Aging and Caregiving in the News

Information, updates and interesting tidbits from across the country and around the world.

In this issue:

  • Will seniors accept care from a robot?
  • Giving advice is healthy for older adults
  • Sobering statistics about finances of Alzheimer’s caregivers

"R2D2, Bring Me My Reading Glasses!"

Robot shaking a senior's hand

Science fiction fans might enjoy this study from Penn State's Media Effects Research Laboratory. There's been quite a bit of coverage about the present and future use of robotic technology to supplement human care for seniors living at home and in senior living facilities. Researcher S. Shyam Sundar says, "Robots could provide everything from simple reminders — when to take pills, for example — to fetching water and food for people with limited mobility." Yet many older adults have expressed distaste for having an electronic gadget take the place of a human caregiver. Wondering how to overcome resistance to robotic assistance, Sundar and his team discovered that seniors were more open to the idea of robotic devices when they were familiar with fictitious robots — not only helpful, gentle ones like C3PO, WALL-E or Robby from Lost in Space, but even the more intimidating ones, such as the Terminator. Sundar hopes that this familiarity will be inspiring; he says, "It seems like the more media portrayals they can recall, the more likely their attitudes would be positive toward robots, rather than negative."

"When I Was Your Age…"

We know that in our later years, having a sense of purpose and the feeling that we matter in the world promotes both emotional and physical health. The American Sociological Association recently reported that seniors who have opportunities to give advice and mentor younger people see their lives as highly meaningful. Yet, said study author Markus H. Schafer of the University of Toronto, "Just when giving advice seems to be the most important, opportunities for doing so seem to wane. Older adults occupy fewer social roles, are less socially active, and interact with a more restricted range of people.
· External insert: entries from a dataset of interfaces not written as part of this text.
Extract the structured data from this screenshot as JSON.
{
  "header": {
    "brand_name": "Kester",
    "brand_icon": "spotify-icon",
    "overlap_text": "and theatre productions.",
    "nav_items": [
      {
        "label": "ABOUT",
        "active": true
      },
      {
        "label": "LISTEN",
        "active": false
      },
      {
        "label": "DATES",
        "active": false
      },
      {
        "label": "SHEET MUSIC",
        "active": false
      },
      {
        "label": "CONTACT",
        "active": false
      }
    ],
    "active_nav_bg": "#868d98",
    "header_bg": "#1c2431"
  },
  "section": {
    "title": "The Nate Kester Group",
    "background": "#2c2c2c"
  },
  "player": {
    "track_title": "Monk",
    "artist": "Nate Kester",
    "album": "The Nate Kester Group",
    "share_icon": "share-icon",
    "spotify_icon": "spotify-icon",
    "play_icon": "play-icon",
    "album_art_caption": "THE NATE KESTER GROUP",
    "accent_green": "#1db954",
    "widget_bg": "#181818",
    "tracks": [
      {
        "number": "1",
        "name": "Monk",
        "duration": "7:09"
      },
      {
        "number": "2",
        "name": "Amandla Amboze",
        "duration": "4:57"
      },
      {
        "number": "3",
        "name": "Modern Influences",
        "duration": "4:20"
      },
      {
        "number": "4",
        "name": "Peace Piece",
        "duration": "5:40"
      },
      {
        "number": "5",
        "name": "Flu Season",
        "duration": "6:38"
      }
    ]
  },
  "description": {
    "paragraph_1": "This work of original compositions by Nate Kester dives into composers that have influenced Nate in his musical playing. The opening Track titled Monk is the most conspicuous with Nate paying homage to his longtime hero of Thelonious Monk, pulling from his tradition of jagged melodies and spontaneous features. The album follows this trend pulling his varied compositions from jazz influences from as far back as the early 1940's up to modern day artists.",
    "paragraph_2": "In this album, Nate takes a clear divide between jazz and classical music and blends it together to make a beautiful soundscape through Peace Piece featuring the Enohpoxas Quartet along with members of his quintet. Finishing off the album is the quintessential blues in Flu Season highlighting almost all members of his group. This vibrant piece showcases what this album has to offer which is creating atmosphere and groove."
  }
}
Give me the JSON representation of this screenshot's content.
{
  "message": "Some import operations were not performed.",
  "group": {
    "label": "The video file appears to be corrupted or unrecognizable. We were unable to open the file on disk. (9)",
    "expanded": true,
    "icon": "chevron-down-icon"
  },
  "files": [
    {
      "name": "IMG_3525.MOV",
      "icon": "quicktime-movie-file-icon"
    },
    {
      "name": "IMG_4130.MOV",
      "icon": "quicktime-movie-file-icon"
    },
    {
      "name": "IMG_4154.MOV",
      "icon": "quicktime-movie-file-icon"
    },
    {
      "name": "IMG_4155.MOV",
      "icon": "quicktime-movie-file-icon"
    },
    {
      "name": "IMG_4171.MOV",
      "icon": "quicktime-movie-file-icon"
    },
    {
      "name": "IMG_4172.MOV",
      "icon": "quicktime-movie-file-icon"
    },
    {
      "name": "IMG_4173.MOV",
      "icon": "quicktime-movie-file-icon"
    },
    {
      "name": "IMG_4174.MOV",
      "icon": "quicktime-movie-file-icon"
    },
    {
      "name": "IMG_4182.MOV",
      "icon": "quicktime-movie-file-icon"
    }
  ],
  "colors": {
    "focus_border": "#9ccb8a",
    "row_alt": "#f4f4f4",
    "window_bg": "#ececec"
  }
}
So, while the average 65-year-old may well have more wisdom than the average 30-year-old, demographic and social structure factors seem to provide the latter with more opportunity for actually dispensing advice." Schafer suggests that our communities create more opportunities for older adults to share their valuable wisdom and life experiences. He suggests, "Schools, churches, civic organizations, and other community groups could consider how to facilitate intergenerational mentorship experiences and to creatively enable more older adults to be advice-givers."

Sobering New Report: Alzheimer's Caregivers Skimp on Their Own Healthcare, Even Food

Each year, the Alzheimer's Association releases a statistical report of current knowledge about Alzheimer's disease, care and caregiving. The 2016 Alzheimer's Disease Facts and Figures report, released in March 2016, focuses on the financial impact of caring for a loved one with dementia. Says the association's Beth Kallmyer, "The devastating emotional and physical effects of caring for a person with Alzheimer's disease has been well studied. However, this new report shows, for the first time, the enormous personal financial sacrifices that millions of care contributors must make every day. These sacrifices jeopardize the financial security of individuals and families, as well as their access to basic needs and health care." The study found that these caregivers skimp on their own healthcare, their children's education, and even on food in order to keep their loved one safe and well-cared for. Some tap into their retirement or sell personal property, such as their car. And their jobs are jeopardized as well. Says Kallmyer, "It is imperative for our health care system and the financial security of millions of Americans that we help people understand the full costs associated with Alzheimer's disease, and more importantly, that we provide practical steps to mitigate those costs." Read the entire report at www.alz.org/facts.

Source: Real Properties in association with IlluminAge Communication Partners; copyright 2016 IlluminAge.